Work instructions: Filter the entries, keeping every line with the word "JSON".

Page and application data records
★ ★ ★ ★ ★ ★ ★
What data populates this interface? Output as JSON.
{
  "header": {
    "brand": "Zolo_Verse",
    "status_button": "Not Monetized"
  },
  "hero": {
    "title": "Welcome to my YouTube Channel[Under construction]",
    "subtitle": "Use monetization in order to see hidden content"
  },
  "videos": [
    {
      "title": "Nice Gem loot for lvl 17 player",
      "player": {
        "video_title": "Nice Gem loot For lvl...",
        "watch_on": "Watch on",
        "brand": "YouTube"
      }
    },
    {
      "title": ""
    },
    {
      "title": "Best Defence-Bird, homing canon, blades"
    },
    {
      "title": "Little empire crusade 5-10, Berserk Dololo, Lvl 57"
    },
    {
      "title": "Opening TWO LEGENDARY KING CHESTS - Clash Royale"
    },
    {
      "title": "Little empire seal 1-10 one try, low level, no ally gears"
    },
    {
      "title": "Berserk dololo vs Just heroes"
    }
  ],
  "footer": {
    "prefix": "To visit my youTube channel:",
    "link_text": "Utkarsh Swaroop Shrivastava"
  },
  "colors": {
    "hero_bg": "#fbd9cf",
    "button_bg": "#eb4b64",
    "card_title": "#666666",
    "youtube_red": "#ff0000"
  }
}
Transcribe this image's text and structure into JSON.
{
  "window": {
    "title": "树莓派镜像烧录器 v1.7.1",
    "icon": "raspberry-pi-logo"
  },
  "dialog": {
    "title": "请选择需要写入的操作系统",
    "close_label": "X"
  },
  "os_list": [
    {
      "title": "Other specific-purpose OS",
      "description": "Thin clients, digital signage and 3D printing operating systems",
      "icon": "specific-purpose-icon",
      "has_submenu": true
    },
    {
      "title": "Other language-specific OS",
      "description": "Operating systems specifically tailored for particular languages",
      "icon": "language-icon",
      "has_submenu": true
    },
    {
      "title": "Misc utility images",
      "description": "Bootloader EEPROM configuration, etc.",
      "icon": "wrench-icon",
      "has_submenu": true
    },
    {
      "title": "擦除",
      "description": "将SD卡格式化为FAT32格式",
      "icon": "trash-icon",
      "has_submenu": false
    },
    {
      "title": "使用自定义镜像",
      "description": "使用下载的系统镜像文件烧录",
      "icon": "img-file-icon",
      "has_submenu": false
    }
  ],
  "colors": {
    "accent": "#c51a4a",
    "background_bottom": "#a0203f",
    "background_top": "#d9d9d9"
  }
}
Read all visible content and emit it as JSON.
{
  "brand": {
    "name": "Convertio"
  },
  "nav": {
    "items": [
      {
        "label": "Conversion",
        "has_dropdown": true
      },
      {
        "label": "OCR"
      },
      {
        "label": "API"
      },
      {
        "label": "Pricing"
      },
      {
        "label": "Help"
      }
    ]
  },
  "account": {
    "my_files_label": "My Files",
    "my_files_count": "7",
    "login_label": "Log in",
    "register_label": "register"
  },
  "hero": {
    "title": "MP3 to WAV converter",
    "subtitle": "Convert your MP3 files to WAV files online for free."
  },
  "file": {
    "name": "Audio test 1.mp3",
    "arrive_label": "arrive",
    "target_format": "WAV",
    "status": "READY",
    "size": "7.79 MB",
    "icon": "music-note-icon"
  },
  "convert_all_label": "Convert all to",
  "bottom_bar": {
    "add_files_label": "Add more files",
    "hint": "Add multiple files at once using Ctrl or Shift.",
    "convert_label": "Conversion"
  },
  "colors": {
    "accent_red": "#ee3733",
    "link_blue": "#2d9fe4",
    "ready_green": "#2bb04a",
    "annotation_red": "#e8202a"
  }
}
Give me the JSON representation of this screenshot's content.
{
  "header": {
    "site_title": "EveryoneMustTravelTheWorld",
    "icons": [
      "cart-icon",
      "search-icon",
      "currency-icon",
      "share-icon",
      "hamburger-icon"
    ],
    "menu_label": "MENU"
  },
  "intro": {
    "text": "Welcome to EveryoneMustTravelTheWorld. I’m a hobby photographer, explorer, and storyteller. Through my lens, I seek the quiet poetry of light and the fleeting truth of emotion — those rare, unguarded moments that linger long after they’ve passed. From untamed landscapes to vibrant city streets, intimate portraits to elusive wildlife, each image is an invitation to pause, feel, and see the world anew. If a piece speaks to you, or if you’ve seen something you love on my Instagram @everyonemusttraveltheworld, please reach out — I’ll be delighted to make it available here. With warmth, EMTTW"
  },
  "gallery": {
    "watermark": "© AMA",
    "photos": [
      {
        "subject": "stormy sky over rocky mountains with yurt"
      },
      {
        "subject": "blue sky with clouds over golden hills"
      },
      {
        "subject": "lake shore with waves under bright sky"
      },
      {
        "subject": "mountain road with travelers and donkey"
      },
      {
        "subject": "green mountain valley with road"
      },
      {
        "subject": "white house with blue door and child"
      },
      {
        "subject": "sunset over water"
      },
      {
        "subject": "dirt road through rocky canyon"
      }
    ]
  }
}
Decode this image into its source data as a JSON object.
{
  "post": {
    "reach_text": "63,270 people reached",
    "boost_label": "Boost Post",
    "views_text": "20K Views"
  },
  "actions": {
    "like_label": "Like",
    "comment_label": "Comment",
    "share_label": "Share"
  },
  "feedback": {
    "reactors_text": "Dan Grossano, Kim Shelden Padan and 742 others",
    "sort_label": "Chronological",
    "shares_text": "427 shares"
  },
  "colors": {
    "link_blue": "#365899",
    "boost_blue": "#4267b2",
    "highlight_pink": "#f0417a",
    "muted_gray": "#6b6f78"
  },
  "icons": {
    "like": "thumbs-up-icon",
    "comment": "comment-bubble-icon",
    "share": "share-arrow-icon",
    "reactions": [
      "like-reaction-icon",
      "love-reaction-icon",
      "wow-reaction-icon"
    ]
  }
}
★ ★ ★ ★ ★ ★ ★
Solution below:
What data populates this interface? Output as JSON.
Transcribe this image's text and structure into JSON.
Read all visible content and emit it as JSON.
Give me the JSON representation of this screenshot's content.
Decode this image into its source data as a JSON object.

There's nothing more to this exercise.